* [Exercise] Lines of the material that include the string "JSON" should be returned.

* [Material provided]
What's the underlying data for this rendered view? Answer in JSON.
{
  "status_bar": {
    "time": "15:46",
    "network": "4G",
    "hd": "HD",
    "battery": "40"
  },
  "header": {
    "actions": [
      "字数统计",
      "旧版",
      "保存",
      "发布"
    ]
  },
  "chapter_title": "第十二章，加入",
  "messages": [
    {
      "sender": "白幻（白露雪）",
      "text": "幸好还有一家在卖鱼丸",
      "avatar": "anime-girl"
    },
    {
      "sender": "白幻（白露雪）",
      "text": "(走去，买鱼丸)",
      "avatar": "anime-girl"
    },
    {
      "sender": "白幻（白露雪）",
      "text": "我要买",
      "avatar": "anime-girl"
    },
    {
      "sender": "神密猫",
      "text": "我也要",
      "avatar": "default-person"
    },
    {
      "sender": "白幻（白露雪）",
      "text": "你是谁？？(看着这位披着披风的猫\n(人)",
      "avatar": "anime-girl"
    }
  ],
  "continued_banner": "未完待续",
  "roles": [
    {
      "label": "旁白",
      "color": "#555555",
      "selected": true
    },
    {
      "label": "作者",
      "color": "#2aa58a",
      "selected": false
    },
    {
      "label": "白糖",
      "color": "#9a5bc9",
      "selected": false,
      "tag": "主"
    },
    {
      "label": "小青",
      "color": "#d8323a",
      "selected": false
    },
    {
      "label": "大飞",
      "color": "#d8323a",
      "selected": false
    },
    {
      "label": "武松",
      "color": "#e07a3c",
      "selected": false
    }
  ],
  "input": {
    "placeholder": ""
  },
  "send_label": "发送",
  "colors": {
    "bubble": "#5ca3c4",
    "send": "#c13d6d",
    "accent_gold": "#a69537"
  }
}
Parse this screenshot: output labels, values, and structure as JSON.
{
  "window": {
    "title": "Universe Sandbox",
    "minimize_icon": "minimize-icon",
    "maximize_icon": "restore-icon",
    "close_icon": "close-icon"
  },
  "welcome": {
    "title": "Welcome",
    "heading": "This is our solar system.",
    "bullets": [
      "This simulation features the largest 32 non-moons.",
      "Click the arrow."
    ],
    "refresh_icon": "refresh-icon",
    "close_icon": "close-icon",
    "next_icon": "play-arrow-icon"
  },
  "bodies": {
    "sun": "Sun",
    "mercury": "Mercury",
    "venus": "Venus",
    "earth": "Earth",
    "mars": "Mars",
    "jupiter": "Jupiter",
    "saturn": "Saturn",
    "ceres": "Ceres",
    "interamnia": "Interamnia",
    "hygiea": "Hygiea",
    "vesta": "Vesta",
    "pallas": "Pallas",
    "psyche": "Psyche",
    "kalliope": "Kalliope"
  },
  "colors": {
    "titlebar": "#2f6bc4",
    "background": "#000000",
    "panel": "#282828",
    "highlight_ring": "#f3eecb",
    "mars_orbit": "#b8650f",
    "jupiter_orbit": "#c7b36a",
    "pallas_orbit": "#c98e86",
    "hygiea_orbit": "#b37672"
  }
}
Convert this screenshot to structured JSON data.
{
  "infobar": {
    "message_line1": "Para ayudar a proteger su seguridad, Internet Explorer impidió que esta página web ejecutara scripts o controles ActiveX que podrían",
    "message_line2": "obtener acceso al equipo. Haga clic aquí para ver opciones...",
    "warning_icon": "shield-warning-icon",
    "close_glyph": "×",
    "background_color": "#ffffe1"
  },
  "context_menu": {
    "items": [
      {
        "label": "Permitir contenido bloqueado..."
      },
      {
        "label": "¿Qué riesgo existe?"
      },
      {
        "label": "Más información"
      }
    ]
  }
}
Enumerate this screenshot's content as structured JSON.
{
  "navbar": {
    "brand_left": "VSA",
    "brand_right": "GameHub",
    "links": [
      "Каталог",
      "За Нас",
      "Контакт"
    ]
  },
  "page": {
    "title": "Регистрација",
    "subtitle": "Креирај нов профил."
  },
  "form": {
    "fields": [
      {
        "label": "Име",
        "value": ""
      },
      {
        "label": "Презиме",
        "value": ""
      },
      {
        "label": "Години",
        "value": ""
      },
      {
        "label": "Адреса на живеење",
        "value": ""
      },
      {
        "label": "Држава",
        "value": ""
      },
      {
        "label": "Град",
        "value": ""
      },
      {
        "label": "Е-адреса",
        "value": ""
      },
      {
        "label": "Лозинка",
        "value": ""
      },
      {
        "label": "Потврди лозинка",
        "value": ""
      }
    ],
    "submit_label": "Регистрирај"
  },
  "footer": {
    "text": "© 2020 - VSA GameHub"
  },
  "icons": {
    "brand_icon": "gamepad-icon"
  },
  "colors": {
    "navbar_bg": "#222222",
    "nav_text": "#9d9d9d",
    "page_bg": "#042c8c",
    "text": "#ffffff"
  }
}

* [Result for this task]
What's the underlying data for this rendered view? Answer in JSON.
Parse this screenshot: output labels, values, and structure as JSON.
Convert this screenshot to structured JSON data.
Enumerate this screenshot's content as structured JSON.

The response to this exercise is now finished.